Teresa Przytycka, NIH - Computational Biology: From Genotype to Phenotype




Uploaded by IRPNIH on 14.12.2012

Transcript:
>> My name is Teresa Przytycka,
and I am a senior investigator here at National Center
for Biotechnology Information.
My group is a purely computational group.
We don't do any wet lab experiments,
but rather we do experiment with computers.
We collaborate a lot with experimental biologists here
at NIH, and actually one of the main reasons for which I
like to be here is that synergy that we have
with experimental groups.
What we focus on is the understanding of the variability
of the molecular system.
Of course, this is a very big topic, so in particular we would
like to understand the relationship,
especially the causal relationship,
between changing entities.
Those may be molecules, may be expression,
may be some phenotypes.
Since many years people investigated how the genetic
changes correlate
with phenotypic changes such as height.
Now, with the new data and with the new computational tools,
we are beginning to look more deeply,
not only what is the correlation, but trying to fill
that gap and think what really is happening between the changes
in genotype, eventually to how it changes the phenotype.
So we like to look at molecular structure, at network,
at dynamics, and at population.
So we like to take this multidimensional perspective
and, what I will say, a multiscale view
of biological systems.
In some way, I move towards computational biology by,
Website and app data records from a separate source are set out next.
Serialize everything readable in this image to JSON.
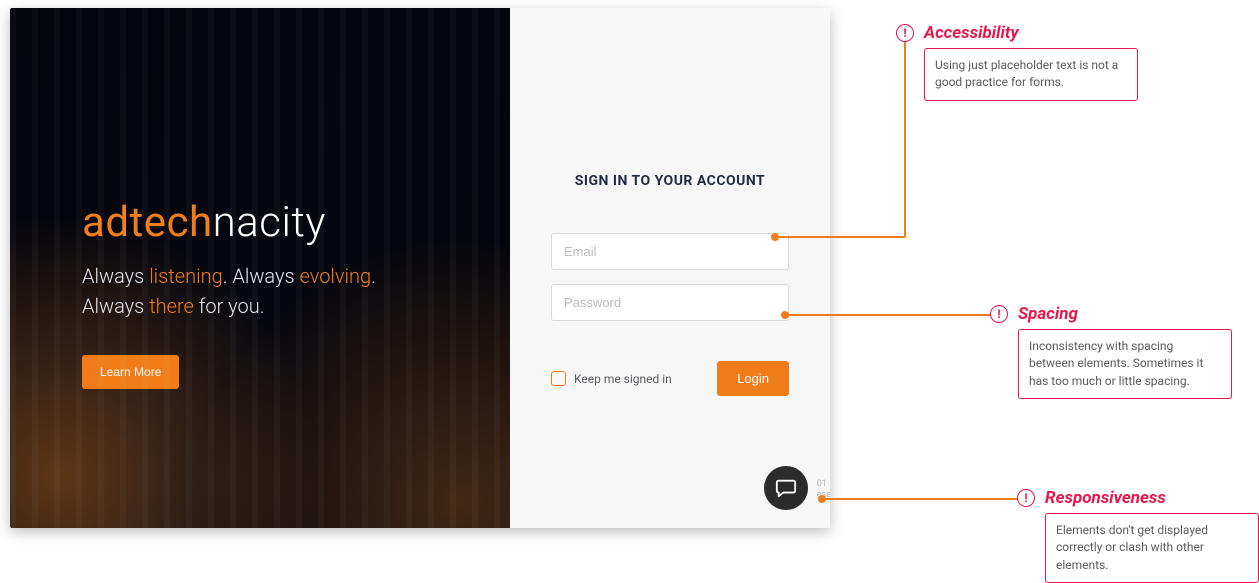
{
  "hero": {
    "logo_part1": "adtech",
    "logo_part2": "nacity",
    "tagline_l1a": "Always ",
    "tagline_l1b": "listening",
    "tagline_l1c": ". Always ",
    "tagline_l1d": "evolving",
    "tagline_l1e": ".",
    "tagline_l2a": "Always ",
    "tagline_l2b": "there",
    "tagline_l2c": " for you.",
    "learn_more": "Learn More"
  },
  "signin": {
    "title": "SIGN IN TO YOUR ACCOUNT",
    "email_placeholder": "Email",
    "password_placeholder": "Password",
    "keep_label": "Keep me signed in",
    "login_label": "Login"
  },
  "corner": {
    "line1": "01",
    "line2": "eser"
  },
  "annotations": {
    "accessibility": {
      "title": "Accessibility",
      "body": "Using just placeholder text is not a good practice for forms.",
      "badge": "!"
    },
    "spacing": {
      "title": "Spacing",
      "body": "Inconsistency with spacing between elements. Sometimes it has too much or little spacing.",
      "badge": "!"
    },
    "responsiveness": {
      "title": "Responsiveness",
      "body": "Elements don't get displayed correctly or clash with other elements.",
      "badge": "!"
    }
  },
  "colors": {
    "accent": "#f07d1a",
    "highlight": "#e8174b"
  }
}
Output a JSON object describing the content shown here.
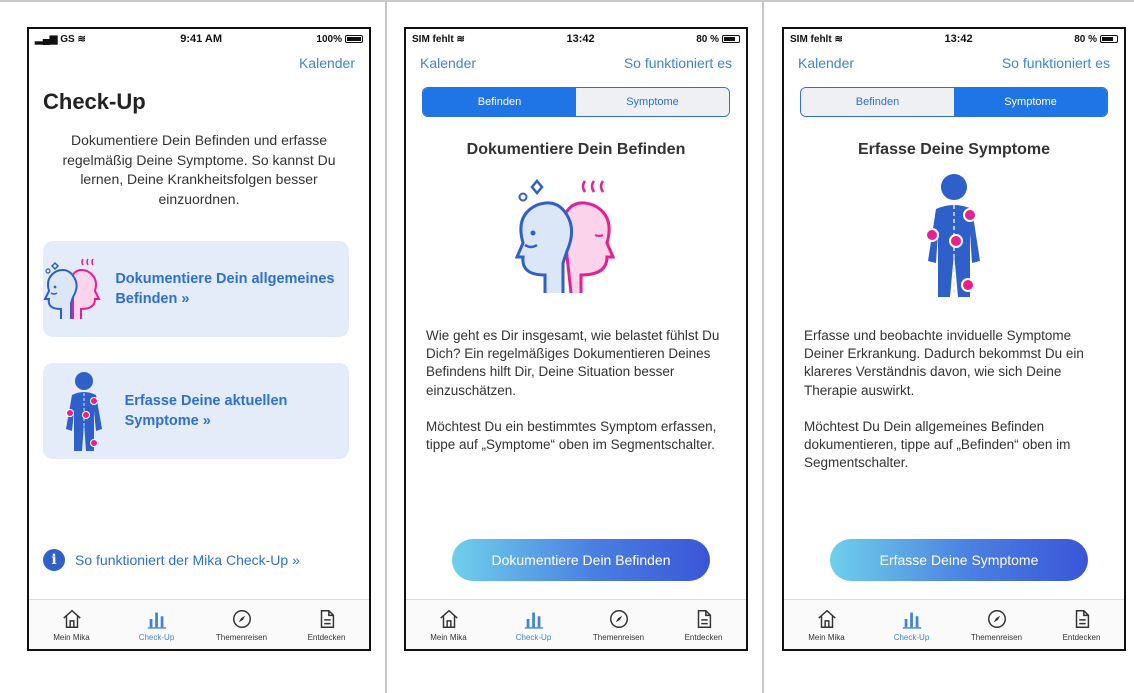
{
  "colors": {
    "accent": "#2f6fd8",
    "magenta": "#e8208f",
    "card": "#e3ecf8"
  },
  "tabs": [
    {
      "label": "Mein Mika",
      "icon": "house-icon"
    },
    {
      "label": "Check-Up",
      "icon": "bar-chart-icon"
    },
    {
      "label": "Themenreisen",
      "icon": "compass-icon"
    },
    {
      "label": "Entdecken",
      "icon": "document-icon"
    }
  ],
  "screen1": {
    "status": {
      "left": "GS",
      "time": "9:41 AM",
      "battery": "100%"
    },
    "nav_right": "Kalender",
    "title": "Check-Up",
    "intro": "Dokumentiere Dein Befinden und erfasse regelmäßig Deine Symptome. So kannst Du lernen, Deine Krankheitsfolgen besser einzuordnen.",
    "card1_label": "Dokumentiere Dein allgemeines Befinden »",
    "card2_label": "Erfasse Deine aktuellen Symptome »",
    "info_link": "So funktioniert der Mika Check-Up »"
  },
  "screen2": {
    "status": {
      "left": "SIM fehlt",
      "time": "13:42",
      "battery": "80 %"
    },
    "nav_left": "Kalender",
    "nav_right": "So funktioniert es",
    "seg_left": "Befinden",
    "seg_right": "Symptome",
    "title": "Dokumentiere Dein Befinden",
    "para1": "Wie geht es Dir insgesamt, wie belastet fühlst Du Dich? Ein regelmäßiges Dokumentieren Deines Befindens hilft Dir, Deine Situation besser einzuschätzen.",
    "para2": "Möchtest Du ein bestimmtes Symptom erfassen, tippe auf „Symptome“ oben im Segmentschalter.",
    "cta": "Dokumentiere Dein Befinden"
  },
  "screen3": {
    "status": {
      "left": "SIM fehlt",
      "time": "13:42",
      "battery": "80 %"
    },
    "nav_left": "Kalender",
    "nav_right": "So funktioniert es",
    "seg_left": "Befinden",
    "seg_right": "Symptome",
    "title": "Erfasse Deine Symptome",
    "para1": "Erfasse und beobachte inviduelle Symptome Deiner Erkrankung. Dadurch bekommst Du ein klareres Verständnis davon, wie sich Deine Therapie auswirkt.",
    "para2": "Möchtest Du Dein allgemeines Befinden dokumentieren, tippe auf „Befinden“ oben im Segmentschalter.",
    "cta": "Erfasse Deine Symptome"
  }
}
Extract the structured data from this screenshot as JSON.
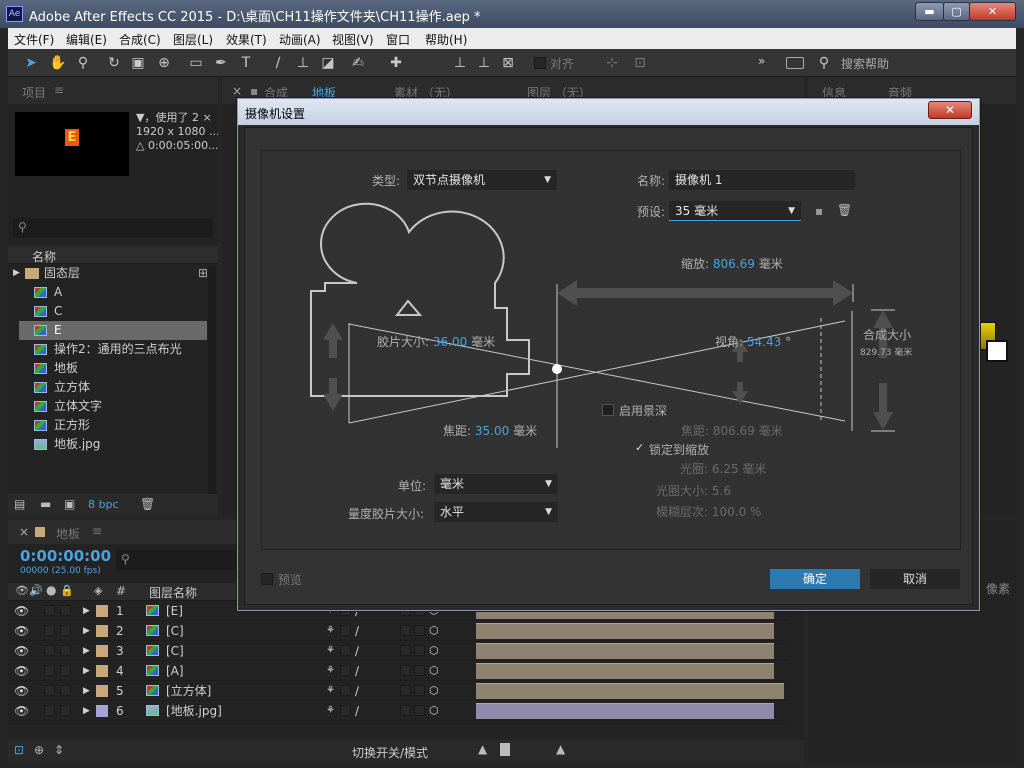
{
  "window": {
    "title": "Adobe After Effects CC 2015 - D:\\桌面\\CH11操作文件夹\\CH11操作.aep *",
    "app_icon": "Ae",
    "min": "▬",
    "max": "▢",
    "close": "✕"
  },
  "menu": [
    "文件(F)",
    "编辑(E)",
    "合成(C)",
    "图层(L)",
    "效果(T)",
    "动画(A)",
    "视图(V)",
    "窗口",
    "帮助(H)"
  ],
  "toolbar": {
    "align_label": "对齐",
    "search_help": "搜索帮助",
    "overflow": "»"
  },
  "project_panel": {
    "tab": "项目",
    "footage_info": [
      "▼，使用了 2 ×",
      "1920 x 1080  ...",
      "△ 0:00:05:00..."
    ],
    "thumb_letter": "E",
    "name_header": "名称",
    "search_placeholder": "",
    "items": [
      {
        "label": "固态层",
        "type": "folder"
      },
      {
        "label": "A"
      },
      {
        "label": "C"
      },
      {
        "label": "E",
        "selected": true
      },
      {
        "label": "操作2：通用的三点布光"
      },
      {
        "label": "地板"
      },
      {
        "label": "立方体"
      },
      {
        "label": "立体文字"
      },
      {
        "label": "正方形"
      },
      {
        "label": "地板.jpg",
        "type": "image"
      }
    ],
    "bpc": "8 bpc"
  },
  "comp_panel": {
    "tab_comp": "合成",
    "tab_comp_name": "地板",
    "tab_footage": "素材 （无）",
    "tab_layer": "图层 （无）"
  },
  "right_panel": {
    "tab_info": "信息",
    "tab_audio": "音频",
    "pixel_label": "像素"
  },
  "dialog": {
    "title": "摄像机设置",
    "close": "✕",
    "type_label": "类型:",
    "type_value": "双节点摄像机",
    "name_label": "名称:",
    "name_value": "摄像机 1",
    "preset_label": "预设:",
    "preset_value": "35 毫米",
    "zoom_label": "缩放:",
    "zoom_value": "806.69",
    "zoom_unit": "毫米",
    "film_size_label": "胶片大小:",
    "film_size_value": "36.00",
    "film_size_unit": "毫米",
    "angle_label": "视角:",
    "angle_value": "54.43",
    "angle_unit": "°",
    "comp_size_label": "合成大小",
    "comp_size_value": "829.73 毫米",
    "focal_label": "焦距:",
    "focal_value": "35.00",
    "focal_unit": "毫米",
    "dof_label": "启用景深",
    "focus_dist_label": "焦距:",
    "focus_dist_value": "806.69",
    "focus_dist_unit": "毫米",
    "lock_label": "锁定到缩放",
    "aperture_label": "光圈:",
    "aperture_value": "6.25 毫米",
    "fstop_label": "光圈大小:",
    "fstop_value": "5.6",
    "blur_label": "模糊层次:",
    "blur_value": "100.0 %",
    "unit_label": "单位:",
    "unit_value": "毫米",
    "measure_label": "量度胶片大小:",
    "measure_value": "水平",
    "preview_label": "预览",
    "ok": "确定",
    "cancel": "取消"
  },
  "timeline": {
    "tab": "地板",
    "timecode": "0:00:00:00",
    "fps": "00000 (25.00 fps)",
    "col_num": "#",
    "col_name": "图层名称",
    "footer_toggle": "切换开关/模式",
    "layers": [
      {
        "num": "1",
        "name": "[E]"
      },
      {
        "num": "2",
        "name": "[C]"
      },
      {
        "num": "3",
        "name": "[C]"
      },
      {
        "num": "4",
        "name": "[A]"
      },
      {
        "num": "5",
        "name": "[立方体]"
      },
      {
        "num": "6",
        "name": "[地板.jpg]"
      }
    ]
  },
  "colors": {
    "accent": "#2d7ab0",
    "layer_label": "#c9a87c",
    "bar": "#8e8270",
    "timecode": "#4aa3e0"
  }
}
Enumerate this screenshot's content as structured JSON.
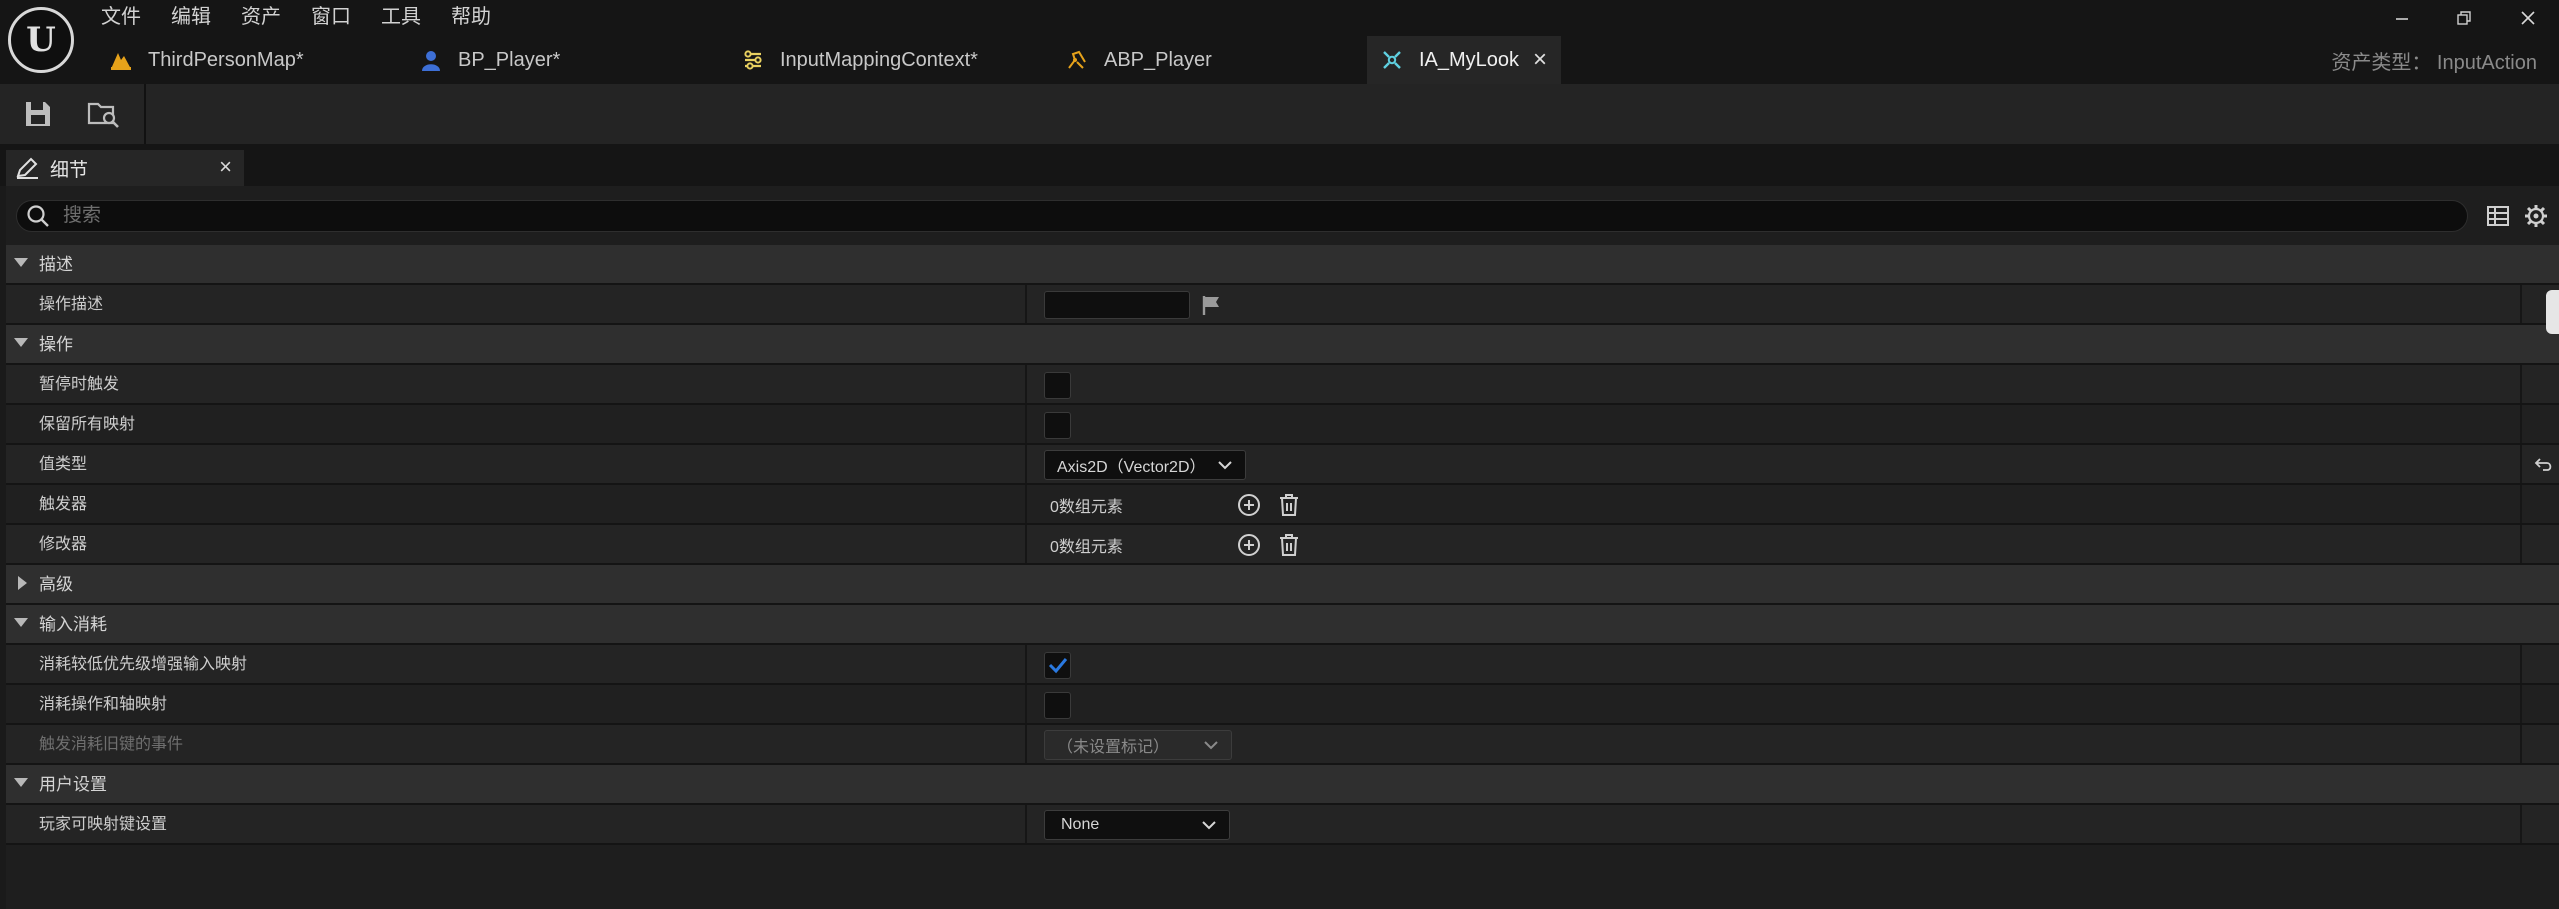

I would say, a little bit by accident.
So one of the questions that I'd been working on was related
to studies of tree-like structures that are useful
to guide certain types of computations.
And one of now my colleagues,
but then I didn't know the person, came and said, "Oh,
you are working on trees.
How about you look into this problem I have related
to comparing evolutionary trees?"
And that was the first problem
that was a biological problem that I looked at.
I really, you know, then didn't have much knowledge how those
trees were constructed to start with, but I became even more
and more interested in the opportunities
to apply those algorithmic tools, algorithmic knowledge
that I had, to biological systems.